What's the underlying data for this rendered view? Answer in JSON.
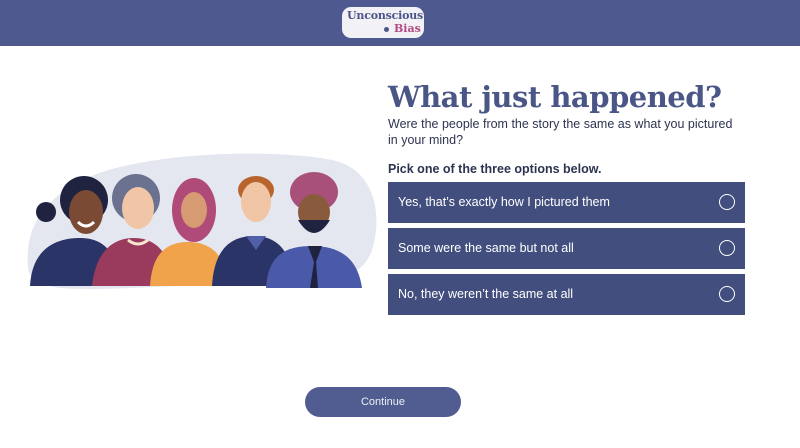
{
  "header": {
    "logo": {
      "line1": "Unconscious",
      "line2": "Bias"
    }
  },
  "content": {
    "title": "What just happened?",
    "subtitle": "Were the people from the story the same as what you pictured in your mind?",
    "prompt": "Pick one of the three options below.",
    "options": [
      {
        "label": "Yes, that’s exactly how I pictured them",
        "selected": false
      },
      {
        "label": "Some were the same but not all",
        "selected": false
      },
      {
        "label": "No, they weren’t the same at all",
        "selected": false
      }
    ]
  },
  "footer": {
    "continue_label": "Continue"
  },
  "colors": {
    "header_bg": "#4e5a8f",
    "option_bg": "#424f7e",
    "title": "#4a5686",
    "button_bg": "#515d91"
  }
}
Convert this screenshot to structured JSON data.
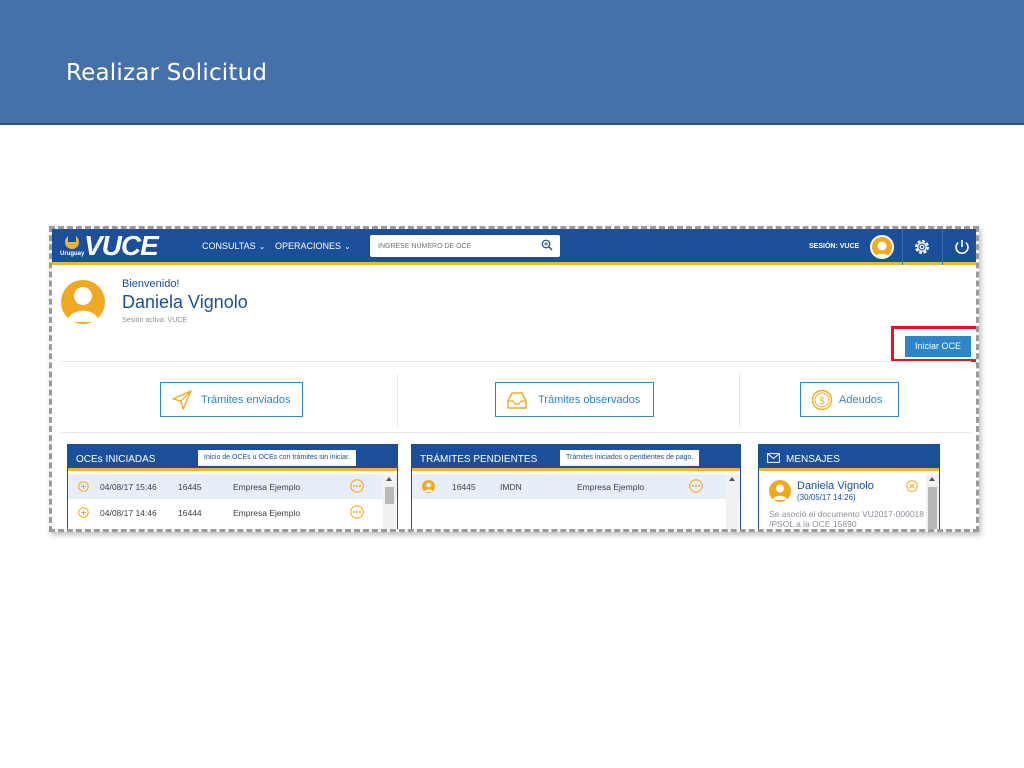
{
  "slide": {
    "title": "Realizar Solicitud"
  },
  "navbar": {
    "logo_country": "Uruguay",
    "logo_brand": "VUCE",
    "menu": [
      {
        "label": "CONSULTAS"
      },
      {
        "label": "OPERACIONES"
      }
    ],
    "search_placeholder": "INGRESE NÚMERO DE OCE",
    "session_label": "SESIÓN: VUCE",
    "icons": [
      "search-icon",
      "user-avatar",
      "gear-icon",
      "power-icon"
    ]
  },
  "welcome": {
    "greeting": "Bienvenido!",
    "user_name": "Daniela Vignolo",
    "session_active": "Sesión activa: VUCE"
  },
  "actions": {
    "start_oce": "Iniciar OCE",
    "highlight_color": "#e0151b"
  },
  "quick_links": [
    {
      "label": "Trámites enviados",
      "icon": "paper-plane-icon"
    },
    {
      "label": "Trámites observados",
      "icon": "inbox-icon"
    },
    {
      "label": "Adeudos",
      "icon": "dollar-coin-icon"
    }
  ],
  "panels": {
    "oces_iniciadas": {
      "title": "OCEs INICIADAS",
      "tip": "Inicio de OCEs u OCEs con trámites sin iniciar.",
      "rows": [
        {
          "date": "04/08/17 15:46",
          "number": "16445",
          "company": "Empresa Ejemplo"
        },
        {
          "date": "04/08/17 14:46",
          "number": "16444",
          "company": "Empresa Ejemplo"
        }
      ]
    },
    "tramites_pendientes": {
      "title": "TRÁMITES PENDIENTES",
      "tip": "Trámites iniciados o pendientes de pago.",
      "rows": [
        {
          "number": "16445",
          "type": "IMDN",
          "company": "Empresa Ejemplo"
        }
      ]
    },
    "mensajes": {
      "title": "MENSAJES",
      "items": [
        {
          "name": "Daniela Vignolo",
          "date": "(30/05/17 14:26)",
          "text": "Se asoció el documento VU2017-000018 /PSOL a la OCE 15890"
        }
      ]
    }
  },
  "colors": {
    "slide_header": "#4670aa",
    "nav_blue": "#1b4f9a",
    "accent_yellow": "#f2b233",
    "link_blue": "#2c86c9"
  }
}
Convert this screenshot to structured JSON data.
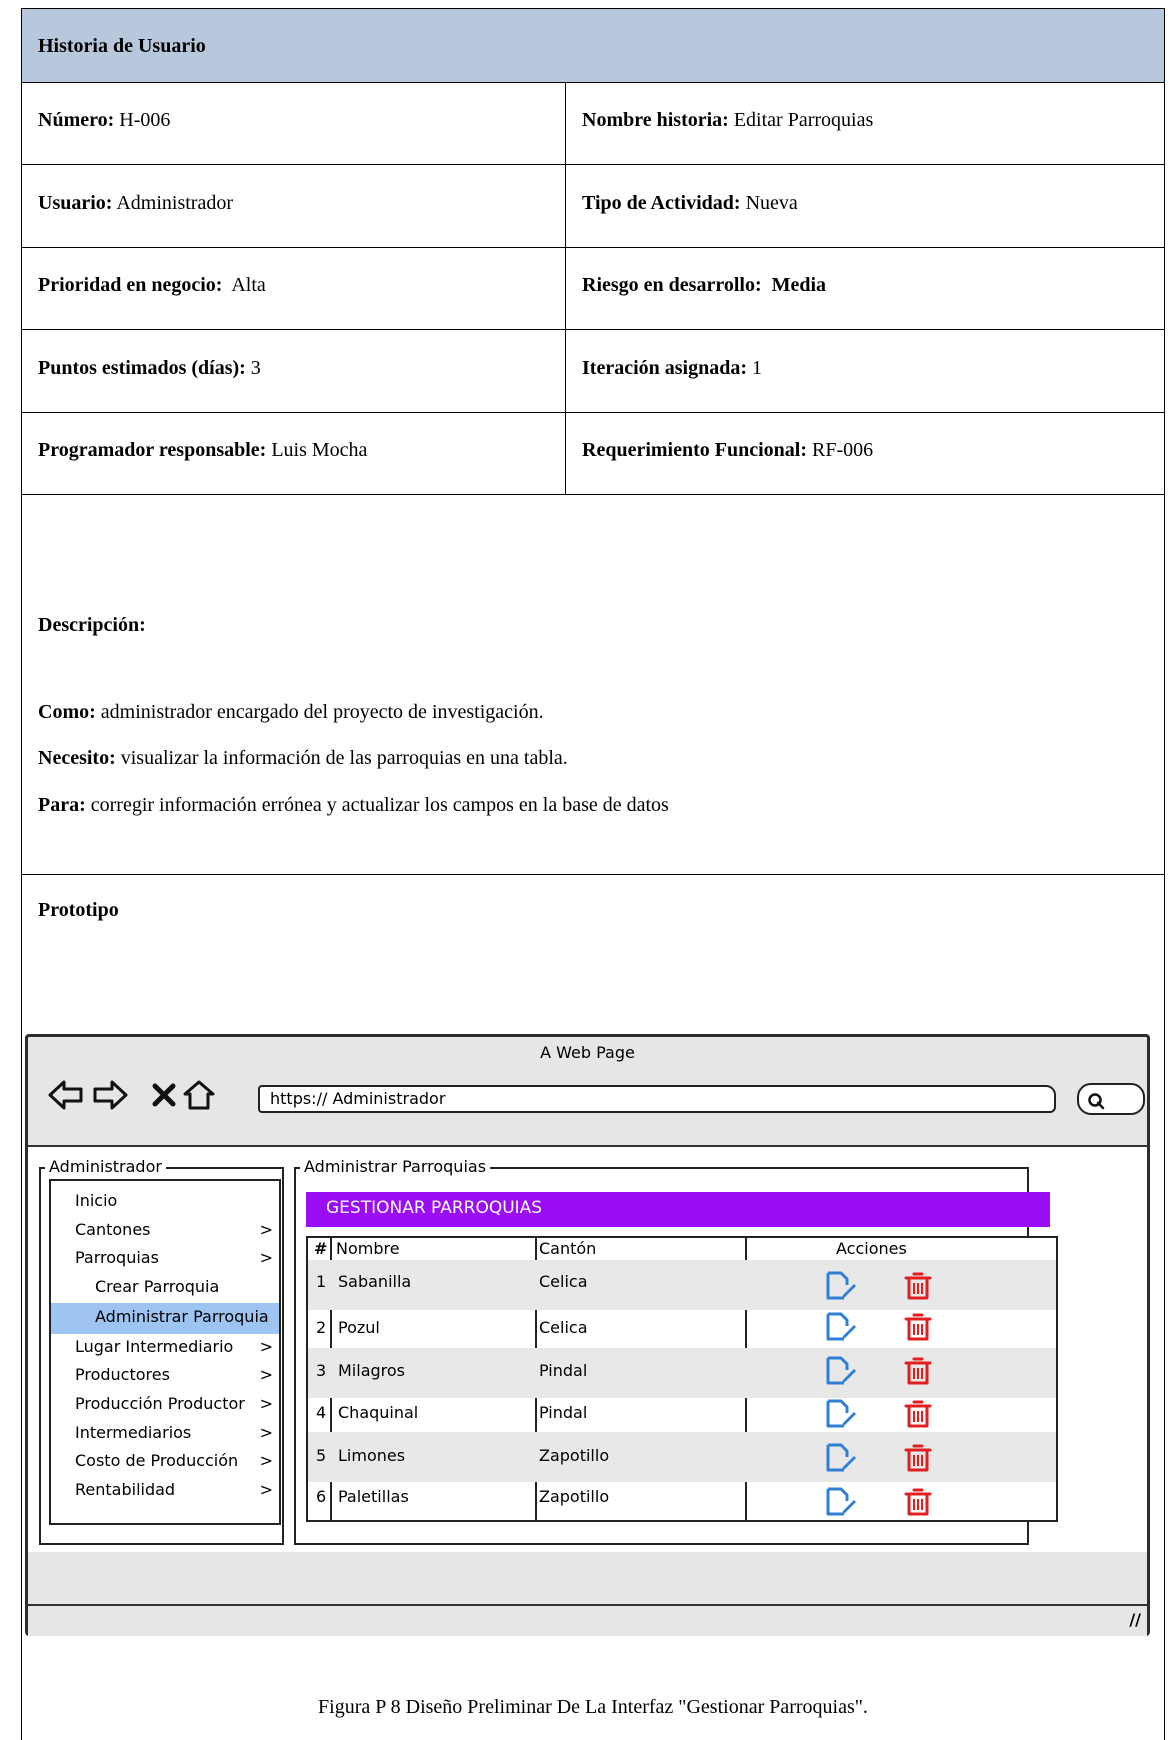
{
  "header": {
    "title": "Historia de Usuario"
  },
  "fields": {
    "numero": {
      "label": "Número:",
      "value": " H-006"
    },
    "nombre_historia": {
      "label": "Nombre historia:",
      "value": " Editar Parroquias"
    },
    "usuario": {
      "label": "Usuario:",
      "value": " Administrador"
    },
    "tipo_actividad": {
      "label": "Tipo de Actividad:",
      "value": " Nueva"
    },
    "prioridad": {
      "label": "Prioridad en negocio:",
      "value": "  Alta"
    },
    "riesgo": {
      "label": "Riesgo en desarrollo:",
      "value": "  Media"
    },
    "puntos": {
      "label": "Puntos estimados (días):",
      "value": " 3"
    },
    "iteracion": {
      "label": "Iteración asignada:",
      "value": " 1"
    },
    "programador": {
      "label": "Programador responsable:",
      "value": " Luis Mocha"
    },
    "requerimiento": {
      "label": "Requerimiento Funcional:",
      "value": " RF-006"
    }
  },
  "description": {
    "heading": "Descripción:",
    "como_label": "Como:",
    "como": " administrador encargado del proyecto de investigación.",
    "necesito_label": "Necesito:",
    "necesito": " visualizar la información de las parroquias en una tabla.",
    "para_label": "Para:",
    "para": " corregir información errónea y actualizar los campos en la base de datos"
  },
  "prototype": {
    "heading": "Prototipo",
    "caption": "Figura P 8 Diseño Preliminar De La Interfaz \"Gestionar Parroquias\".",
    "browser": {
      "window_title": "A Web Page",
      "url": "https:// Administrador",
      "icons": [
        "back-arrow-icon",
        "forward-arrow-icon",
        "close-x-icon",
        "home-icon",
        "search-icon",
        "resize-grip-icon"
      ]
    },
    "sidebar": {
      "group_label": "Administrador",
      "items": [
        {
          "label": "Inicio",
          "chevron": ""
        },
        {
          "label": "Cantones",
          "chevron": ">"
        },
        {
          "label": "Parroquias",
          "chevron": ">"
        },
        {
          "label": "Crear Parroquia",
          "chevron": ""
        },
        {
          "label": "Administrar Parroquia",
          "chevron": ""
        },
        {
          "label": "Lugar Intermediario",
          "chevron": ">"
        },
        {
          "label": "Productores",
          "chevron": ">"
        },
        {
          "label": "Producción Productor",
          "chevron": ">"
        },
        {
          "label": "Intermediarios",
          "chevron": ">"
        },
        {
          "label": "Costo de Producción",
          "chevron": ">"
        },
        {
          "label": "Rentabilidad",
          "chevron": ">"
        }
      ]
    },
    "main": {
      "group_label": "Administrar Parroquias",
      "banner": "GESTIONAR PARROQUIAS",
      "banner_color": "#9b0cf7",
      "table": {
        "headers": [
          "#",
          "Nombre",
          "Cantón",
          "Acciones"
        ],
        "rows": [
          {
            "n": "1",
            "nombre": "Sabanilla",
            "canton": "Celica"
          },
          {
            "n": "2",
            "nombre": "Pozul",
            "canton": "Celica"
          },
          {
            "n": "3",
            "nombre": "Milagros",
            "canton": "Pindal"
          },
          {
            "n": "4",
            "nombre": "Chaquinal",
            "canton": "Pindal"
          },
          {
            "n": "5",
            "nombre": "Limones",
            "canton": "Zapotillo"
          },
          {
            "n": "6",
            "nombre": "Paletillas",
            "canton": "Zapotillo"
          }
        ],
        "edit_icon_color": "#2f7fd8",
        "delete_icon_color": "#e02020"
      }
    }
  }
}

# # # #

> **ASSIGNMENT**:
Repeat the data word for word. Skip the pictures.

> **ANSWER TO THE EXERCISE**:
What's the underlying data for this rendered view? Answer in JSON.
{
  "header": {
    "logo": {
      "line1": "Unconscious",
      "line2": "Bias"
    }
  },
  "content": {
    "title": "What just happened?",
    "subtitle": "Were the people from the story the same as what you pictured in your mind?",
    "prompt": "Pick one of the three options below.",
    "options": [
      {
        "label": "Yes, that’s exactly how I pictured them",
        "selected": false
      },
      {
        "label": "Some were the same but not all",
        "selected": false
      },
      {
        "label": "No, they weren’t the same at all",
        "selected": false
      }
    ]
  },
  "footer": {
    "continue_label": "Continue"
  },
  "colors": {
    "header_bg": "#4e5a8f",
    "option_bg": "#424f7e",
    "title": "#4a5686",
    "button_bg": "#515d91"
  }
}
Convert this screenshot to structured JSON data.
{
  "slide": {
    "title": "Realizar Solicitud"
  },
  "navbar": {
    "logo_country": "Uruguay",
    "logo_brand": "VUCE",
    "menu": [
      {
        "label": "CONSULTAS"
      },
      {
        "label": "OPERACIONES"
      }
    ],
    "search_placeholder": "INGRESE NÚMERO DE OCE",
    "session_label": "SESIÓN: VUCE",
    "icons": [
      "search-icon",
      "user-avatar",
      "gear-icon",
      "power-icon"
    ]
  },
  "welcome": {
    "greeting": "Bienvenido!",
    "user_name": "Daniela Vignolo",
    "session_active": "Sesión activa: VUCE"
  },
  "actions": {
    "start_oce": "Iniciar OCE",
    "highlight_color": "#e0151b"
  },
  "quick_links": [
    {
      "label": "Trámites enviados",
      "icon": "paper-plane-icon"
    },
    {
      "label": "Trámites observados",
      "icon": "inbox-icon"
    },
    {
      "label": "Adeudos",
      "icon": "dollar-coin-icon"
    }
  ],
  "panels": {
    "oces_iniciadas": {
      "title": "OCEs INICIADAS",
      "tip": "Inicio de OCEs u OCEs con trámites sin iniciar.",
      "rows": [
        {
          "date": "04/08/17 15:46",
          "number": "16445",
          "company": "Empresa Ejemplo"
        },
        {
          "date": "04/08/17 14:46",
          "number": "16444",
          "company": "Empresa Ejemplo"
        }
      ]
    },
    "tramites_pendientes": {
      "title": "TRÁMITES PENDIENTES",
      "tip": "Trámites iniciados o pendientes de pago.",
      "rows": [
        {
          "number": "16445",
          "type": "IMDN",
          "company": "Empresa Ejemplo"
        }
      ]
    },
    "mensajes": {
      "title": "MENSAJES",
      "items": [
        {
          "name": "Daniela Vignolo",
          "date": "(30/05/17 14:26)",
          "text": "Se asoció el documento VU2017-000018 /PSOL a la OCE 15890"
        }
      ]
    }
  },
  "colors": {
    "slide_header": "#4670aa",
    "nav_blue": "#1b4f9a",
    "accent_yellow": "#f2b233",
    "link_blue": "#2c86c9"
  }
}
Convert this screenshot to structured JSON data.
{
  "header": {
    "title": "Historia de Usuario"
  },
  "fields": {
    "numero": {
      "label": "Número:",
      "value": " H-006"
    },
    "nombre_historia": {
      "label": "Nombre historia:",
      "value": " Editar Parroquias"
    },
    "usuario": {
      "label": "Usuario:",
      "value": " Administrador"
    },
    "tipo_actividad": {
      "label": "Tipo de Actividad:",
      "value": " Nueva"
    },
    "prioridad": {
      "label": "Prioridad en negocio:",
      "value": "  Alta"
    },
    "riesgo": {
      "label": "Riesgo en desarrollo:",
      "value": "  Media"
    },
    "puntos": {
      "label": "Puntos estimados (días):",
      "value": " 3"
    },
    "iteracion": {
      "label": "Iteración asignada:",
      "value": " 1"
    },
    "programador": {
      "label": "Programador responsable:",
      "value": " Luis Mocha"
    },
    "requerimiento": {
      "label": "Requerimiento Funcional:",
      "value": " RF-006"
    }
  },
  "description": {
    "heading": "Descripción:",
    "como_label": "Como:",
    "como": " administrador encargado del proyecto de investigación.",
    "necesito_label": "Necesito:",
    "necesito": " visualizar la información de las parroquias en una tabla.",
    "para_label": "Para:",
    "para": " corregir información errónea y actualizar los campos en la base de datos"
  },
  "prototype": {
    "heading": "Prototipo",
    "caption": "Figura P 8 Diseño Preliminar De La Interfaz \"Gestionar Parroquias\".",
    "browser": {
      "window_title": "A Web Page",
      "url": "https:// Administrador",
      "icons": [
        "back-arrow-icon",
        "forward-arrow-icon",
        "close-x-icon",
        "home-icon",
        "search-icon",
        "resize-grip-icon"
      ]
    },
    "sidebar": {
      "group_label": "Administrador",
      "items": [
        {
          "label": "Inicio",
          "chevron": ""
        },
        {
          "label": "Cantones",
          "chevron": ">"
        },
        {
          "label": "Parroquias",
          "chevron": ">"
        },
        {
          "label": "Crear Parroquia",
          "chevron": ""
        },
        {
          "label": "Administrar Parroquia",
          "chevron": ""
        },
        {
          "label": "Lugar Intermediario",
          "chevron": ">"
        },
        {
          "label": "Productores",
          "chevron": ">"
        },
        {
          "label": "Producción Productor",
          "chevron": ">"
        },
        {
          "label": "Intermediarios",
          "chevron": ">"
        },
        {
          "label": "Costo de Producción",
          "chevron": ">"
        },
        {
          "label": "Rentabilidad",
          "chevron": ">"
        }
      ]
    },
    "main": {
      "group_label": "Administrar Parroquias",
      "banner": "GESTIONAR PARROQUIAS",
      "banner_color": "#9b0cf7",
      "table": {
        "headers": [
          "#",
          "Nombre",
          "Cantón",
          "Acciones"
        ],
        "rows": [
          {
            "n": "1",
            "nombre": "Sabanilla",
            "canton": "Celica"
          },
          {
            "n": "2",
            "nombre": "Pozul",
            "canton": "Celica"
          },
          {
            "n": "3",
            "nombre": "Milagros",
            "canton": "Pindal"
          },
          {
            "n": "4",
            "nombre": "Chaquinal",
            "canton": "Pindal"
          },
          {
            "n": "5",
            "nombre": "Limones",
            "canton": "Zapotillo"
          },
          {
            "n": "6",
            "nombre": "Paletillas",
            "canton": "Zapotillo"
          }
        ],
        "edit_icon_color": "#2f7fd8",
        "delete_icon_color": "#e02020"
      }
    }
  }
}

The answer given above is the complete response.